There are two main obstacles that plants must overcome to grow taller.
The first is just the structural support of the weight of the top of the tree. The second is the transportation of water up to the leaves and sugars down to the roots. Plants solve both problems at the same time by having extremely rigid transport tissues in the trunk -- the xylem (for water) and phloem (for sugary food). Actually it's the xylem that does most of the support work. The cells making up the
long xylem tubes have both cellulose, an extremely tough, but fairly flexible, fibrous polymer, and lignin, a protein that hardens the cell wall and makes it rigid.
The angiosperms (flowering
plants) also have unique cells that make up the xylem called vessel elements -- essentially hollow tubes that lose their nuclei and are more efficient at transporting liquid than the narrower cells called tracheids that make up the xylem in non-angiosperms.
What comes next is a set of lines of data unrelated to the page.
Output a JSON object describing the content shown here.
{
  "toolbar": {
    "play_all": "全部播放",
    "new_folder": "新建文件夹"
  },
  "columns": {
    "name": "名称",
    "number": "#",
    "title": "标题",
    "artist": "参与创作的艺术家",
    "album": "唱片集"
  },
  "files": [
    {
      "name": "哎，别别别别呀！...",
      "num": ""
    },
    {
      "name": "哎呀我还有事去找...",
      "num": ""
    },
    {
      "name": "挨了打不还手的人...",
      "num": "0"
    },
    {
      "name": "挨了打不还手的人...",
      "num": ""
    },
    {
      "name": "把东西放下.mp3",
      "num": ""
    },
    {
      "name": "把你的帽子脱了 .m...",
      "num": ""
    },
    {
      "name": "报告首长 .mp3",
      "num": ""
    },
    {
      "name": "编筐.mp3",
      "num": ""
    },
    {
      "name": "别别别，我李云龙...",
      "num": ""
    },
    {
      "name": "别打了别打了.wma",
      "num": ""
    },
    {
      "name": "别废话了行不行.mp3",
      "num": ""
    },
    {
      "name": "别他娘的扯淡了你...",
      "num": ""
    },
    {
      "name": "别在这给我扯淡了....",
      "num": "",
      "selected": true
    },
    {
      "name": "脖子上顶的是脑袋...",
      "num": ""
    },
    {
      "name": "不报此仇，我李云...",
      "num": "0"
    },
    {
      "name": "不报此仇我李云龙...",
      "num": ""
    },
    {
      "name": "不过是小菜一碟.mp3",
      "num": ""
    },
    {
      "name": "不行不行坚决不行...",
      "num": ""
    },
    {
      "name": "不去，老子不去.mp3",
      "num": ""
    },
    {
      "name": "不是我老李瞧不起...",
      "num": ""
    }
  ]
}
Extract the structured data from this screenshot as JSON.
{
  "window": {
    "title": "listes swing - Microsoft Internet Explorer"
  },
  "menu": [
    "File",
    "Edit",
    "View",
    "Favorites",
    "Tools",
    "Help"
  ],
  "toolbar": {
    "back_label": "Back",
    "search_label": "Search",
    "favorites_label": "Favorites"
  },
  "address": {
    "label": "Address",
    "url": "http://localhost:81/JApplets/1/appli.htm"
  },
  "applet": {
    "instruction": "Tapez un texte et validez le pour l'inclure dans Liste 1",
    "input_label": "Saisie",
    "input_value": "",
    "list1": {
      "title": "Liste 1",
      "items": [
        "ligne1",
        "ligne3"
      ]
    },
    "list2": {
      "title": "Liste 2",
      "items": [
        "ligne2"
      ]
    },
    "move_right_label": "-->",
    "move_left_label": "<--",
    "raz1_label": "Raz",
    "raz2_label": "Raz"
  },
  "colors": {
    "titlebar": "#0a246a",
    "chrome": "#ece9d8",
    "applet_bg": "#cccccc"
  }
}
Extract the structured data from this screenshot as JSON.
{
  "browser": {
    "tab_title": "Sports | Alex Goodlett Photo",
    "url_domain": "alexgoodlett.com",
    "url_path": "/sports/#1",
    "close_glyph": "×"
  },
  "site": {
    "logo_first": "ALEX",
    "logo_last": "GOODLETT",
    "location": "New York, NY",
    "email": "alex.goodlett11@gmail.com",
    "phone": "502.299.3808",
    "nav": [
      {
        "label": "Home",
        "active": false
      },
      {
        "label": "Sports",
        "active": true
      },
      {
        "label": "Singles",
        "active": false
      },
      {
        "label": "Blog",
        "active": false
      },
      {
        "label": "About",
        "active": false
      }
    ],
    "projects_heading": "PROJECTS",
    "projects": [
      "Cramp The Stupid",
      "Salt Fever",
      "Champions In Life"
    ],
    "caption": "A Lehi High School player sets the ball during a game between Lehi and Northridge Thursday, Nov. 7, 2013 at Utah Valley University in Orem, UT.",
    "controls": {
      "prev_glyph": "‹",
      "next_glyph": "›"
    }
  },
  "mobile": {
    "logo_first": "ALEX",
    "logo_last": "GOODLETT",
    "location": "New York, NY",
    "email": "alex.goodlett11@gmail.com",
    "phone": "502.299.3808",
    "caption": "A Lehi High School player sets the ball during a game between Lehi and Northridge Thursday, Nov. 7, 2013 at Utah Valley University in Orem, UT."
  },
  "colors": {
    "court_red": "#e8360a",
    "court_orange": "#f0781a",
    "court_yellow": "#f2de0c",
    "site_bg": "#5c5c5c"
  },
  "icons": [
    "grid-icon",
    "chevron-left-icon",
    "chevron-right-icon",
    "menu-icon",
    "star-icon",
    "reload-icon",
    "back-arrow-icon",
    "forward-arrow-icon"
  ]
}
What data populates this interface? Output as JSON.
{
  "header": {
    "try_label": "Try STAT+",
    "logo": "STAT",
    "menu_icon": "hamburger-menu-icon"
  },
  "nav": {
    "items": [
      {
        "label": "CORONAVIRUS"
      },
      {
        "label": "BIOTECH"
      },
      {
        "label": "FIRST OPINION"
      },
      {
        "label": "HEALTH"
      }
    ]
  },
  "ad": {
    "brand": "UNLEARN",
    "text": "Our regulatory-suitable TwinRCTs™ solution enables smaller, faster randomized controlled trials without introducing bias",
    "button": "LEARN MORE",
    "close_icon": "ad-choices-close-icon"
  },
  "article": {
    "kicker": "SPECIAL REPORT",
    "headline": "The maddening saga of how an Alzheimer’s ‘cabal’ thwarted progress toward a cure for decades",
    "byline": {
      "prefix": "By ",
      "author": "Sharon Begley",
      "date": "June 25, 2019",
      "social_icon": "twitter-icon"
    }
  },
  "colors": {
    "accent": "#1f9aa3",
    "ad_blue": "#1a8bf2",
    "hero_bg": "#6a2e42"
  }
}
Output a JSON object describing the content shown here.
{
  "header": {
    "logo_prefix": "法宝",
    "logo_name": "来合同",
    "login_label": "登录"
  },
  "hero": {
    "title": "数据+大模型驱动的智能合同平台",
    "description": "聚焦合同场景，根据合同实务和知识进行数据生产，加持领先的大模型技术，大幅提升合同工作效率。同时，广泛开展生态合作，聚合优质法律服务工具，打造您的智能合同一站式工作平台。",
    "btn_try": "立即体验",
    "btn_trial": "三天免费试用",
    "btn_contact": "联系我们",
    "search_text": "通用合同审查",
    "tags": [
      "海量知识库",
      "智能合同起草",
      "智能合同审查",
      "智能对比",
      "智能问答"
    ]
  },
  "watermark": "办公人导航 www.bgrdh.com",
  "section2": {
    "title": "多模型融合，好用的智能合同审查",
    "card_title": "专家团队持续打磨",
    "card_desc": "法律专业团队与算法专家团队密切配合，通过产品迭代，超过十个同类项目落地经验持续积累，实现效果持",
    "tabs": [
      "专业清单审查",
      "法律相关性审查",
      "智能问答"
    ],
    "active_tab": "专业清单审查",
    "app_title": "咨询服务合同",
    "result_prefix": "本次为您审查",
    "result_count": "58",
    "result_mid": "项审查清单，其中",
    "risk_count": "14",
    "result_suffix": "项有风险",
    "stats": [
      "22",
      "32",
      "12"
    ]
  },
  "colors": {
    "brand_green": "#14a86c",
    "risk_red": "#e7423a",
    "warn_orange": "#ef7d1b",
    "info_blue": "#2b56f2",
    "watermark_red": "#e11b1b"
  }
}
Don't forget, though, that the tallest trees around aren't angiosperms at all -- the redwoods are conifers, so they have cones, not flowers. Redwoods and other conifers don't have a lot of the fancy reproductive adaptations that make angiosperms so specious and successful, and they have tracheids, not vessel elements, in their xylem, but they do have cellulose and lignin and that seems to be enough to let them grow as tall as they do.